Cuttlefish ‘will eat fewer crabs if shrimp is on the menu’
It appears cuttlefish, like humans, have strong food preferences.
Scientists have found that these marine creatures will eat fewer crabs during the day if they know that shrimp, their favourite meal, will be on the evening menu.
Researchers say the cephalopod’s ability to make decisions based on future expectations “reveals complex cognitive abilities”.
Pauline Billard, a PhD student in the University of Cambridge’s Department of Psychology and first author on the study, said: “It was surprising to see how quickly the cuttlefish adapted their eating behaviour – in only a few days they learned whether there was likely to be shrimp in the evening or not.

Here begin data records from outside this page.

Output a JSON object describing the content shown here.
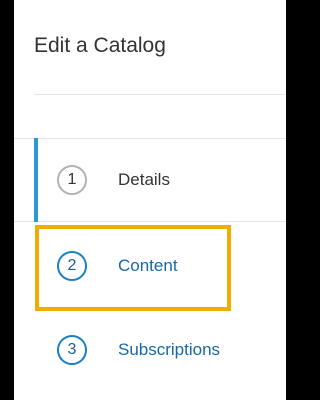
{
  "header": {
    "title": "Edit a Catalog"
  },
  "steps": [
    {
      "number": "1",
      "label": "Details",
      "state": "current"
    },
    {
      "number": "2",
      "label": "Content",
      "state": "link"
    },
    {
      "number": "3",
      "label": "Subscriptions",
      "state": "link"
    }
  ],
  "colors": {
    "active_indicator": "#2a99d6",
    "link": "#1569a8",
    "highlight": "#f0ad00"
  }
}
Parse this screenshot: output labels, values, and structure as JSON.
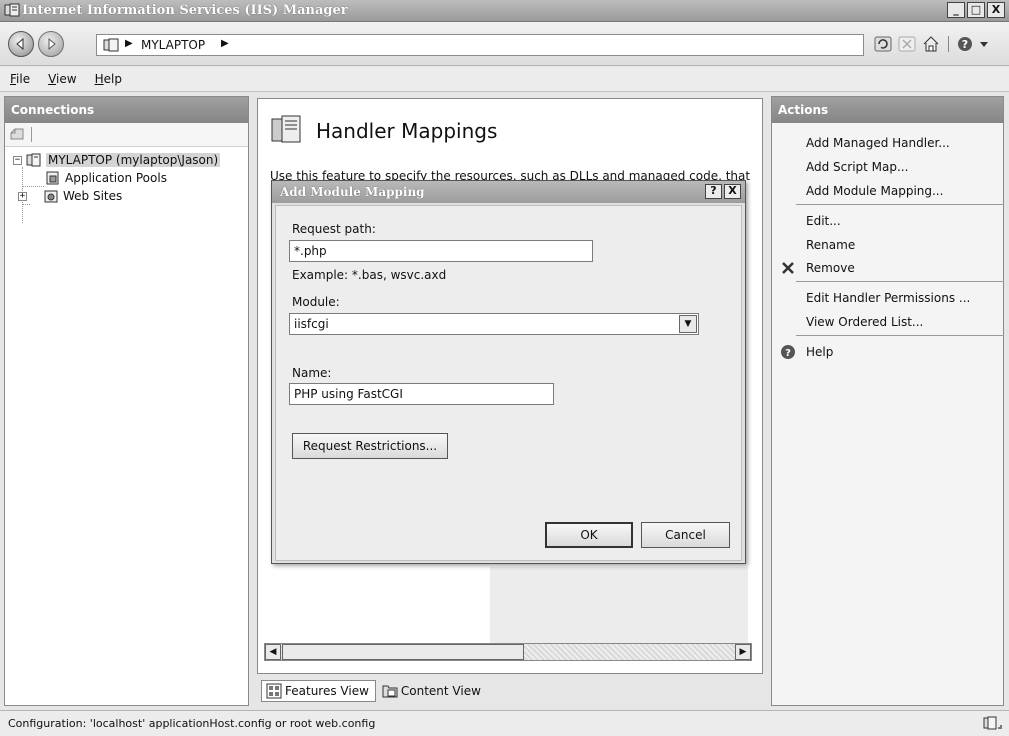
{
  "window": {
    "title": "Internet Information Services (IIS) Manager",
    "controls": {
      "minimize": "_",
      "maximize": "□",
      "close": "X"
    }
  },
  "navbar": {
    "address_segments": [
      "MYLAPTOP"
    ],
    "separator": "▶"
  },
  "menu": {
    "file": {
      "mnemonic": "F",
      "rest": "ile"
    },
    "view": {
      "mnemonic": "V",
      "rest": "iew"
    },
    "help": {
      "mnemonic": "H",
      "rest": "elp"
    }
  },
  "connections": {
    "title": "Connections",
    "tree": {
      "root": "MYLAPTOP (mylaptop\\Jason)",
      "children": [
        "Application Pools",
        "Web Sites"
      ]
    }
  },
  "feature": {
    "title": "Handler Mappings",
    "description": "Use this feature to specify the resources, such as DLLs and managed code, that"
  },
  "view_tabs": {
    "features": "Features View",
    "content": "Content View"
  },
  "actions": {
    "title": "Actions",
    "group1": [
      "Add Managed Handler...",
      "Add Script Map...",
      "Add Module Mapping..."
    ],
    "group2": [
      "Edit...",
      "Rename",
      "Remove"
    ],
    "group3": [
      "Edit Handler Permissions ...",
      "View Ordered List..."
    ],
    "group4": [
      "Help"
    ]
  },
  "dialog": {
    "title": "Add Module Mapping",
    "help_btn": "?",
    "close_btn": "X",
    "request_path_label": "Request path:",
    "request_path_value": "*.php",
    "example_text": "Example: *.bas, wsvc.axd",
    "module_label": "Module:",
    "module_value": "iisfcgi",
    "name_label": "Name:",
    "name_value": "PHP using FastCGI",
    "restrictions_btn": "Request Restrictions...",
    "ok_btn": "OK",
    "cancel_btn": "Cancel"
  },
  "status": {
    "text": "Configuration: 'localhost' applicationHost.config or root web.config"
  }
}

“This is a very complex behaviour and is only possible because they have a sophisticated brain.”
The researchers tested 29 European common cuttlefish (Sepia officinalis) by offering them both shrimp and crab five times a day, for five days.

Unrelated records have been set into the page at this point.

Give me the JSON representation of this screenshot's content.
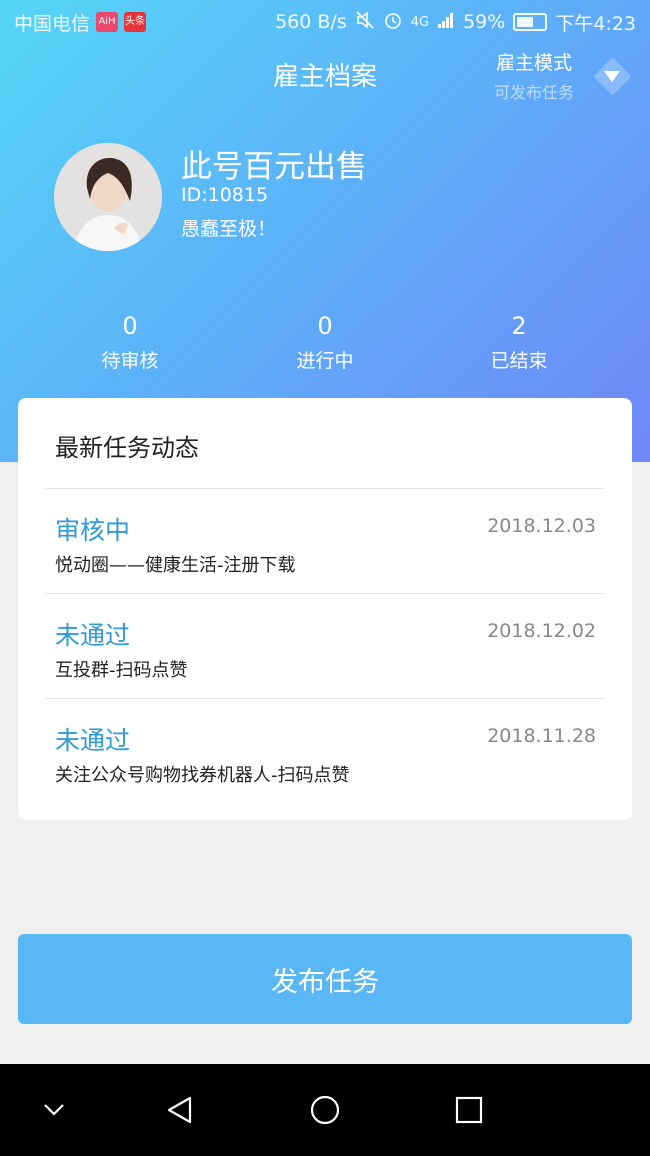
{
  "status_bar": {
    "carrier": "中国电信",
    "badge1": "AiH",
    "badge2": "头条",
    "speed": "560 B/s",
    "network": "4G",
    "battery": "59%",
    "time": "下午4:23"
  },
  "header": {
    "title": "雇主档案",
    "mode_label": "雇主模式",
    "mode_sub": "可发布任务"
  },
  "profile": {
    "name": "此号百元出售",
    "id": "ID:10815",
    "bio": "愚蠢至极！"
  },
  "stats": [
    {
      "value": "0",
      "label": "待审核"
    },
    {
      "value": "0",
      "label": "进行中"
    },
    {
      "value": "2",
      "label": "已结束"
    }
  ],
  "card": {
    "title": "最新任务动态",
    "rows": [
      {
        "status": "审核中",
        "date": "2018.12.03",
        "desc": "悦动圈——健康生活-注册下载"
      },
      {
        "status": "未通过",
        "date": "2018.12.02",
        "desc": "互投群-扫码点赞"
      },
      {
        "status": "未通过",
        "date": "2018.11.28",
        "desc": "关注公众号购物找券机器人-扫码点赞"
      }
    ]
  },
  "publish_button": "发布任务",
  "colors": {
    "gradient_start": "#55d6f7",
    "gradient_end": "#6f86f8",
    "status_text": "#2e9ad9",
    "button": "#5ab7f6"
  },
  "icons": {
    "nav_back": "chevron-down-icon",
    "nav_triangle": "back-triangle-icon",
    "nav_home": "home-circle-icon",
    "nav_recent": "recent-square-icon"
  }
}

All the cuttlefish demonstrated a preference for shrimp.
The team then performed further experiments by, first, serving shrimp to the cuttlefish every evening before switching to more random offerings.
When served one shrimp every evening, the cuttlefish became more selective during the day and consumed fewer crabs.
But when they were provided with evening shrimp on a random basis, the researchers found the cuttlefish became opportunistic and ate more crabs during the day.
Like humans and other vertebrate animals, cuttlefish have large central nervous system.
According to the researchers, this network of nerves can help them remember things that happened in the past and allow them to use the information to modify their behaviour in anticipation of the future.
Nicola Clayton, a professor at the University of Cambridge’s department of psychology, who led the study, said: “This flexible foraging strategy shows that cuttlefish can adapt quickly to changes in their environment using previous experience.
“This discovery could provide a valuable insight into the evolutionary origins of such complex cognitive ability.”
The findings are published in the journal Biology Letters.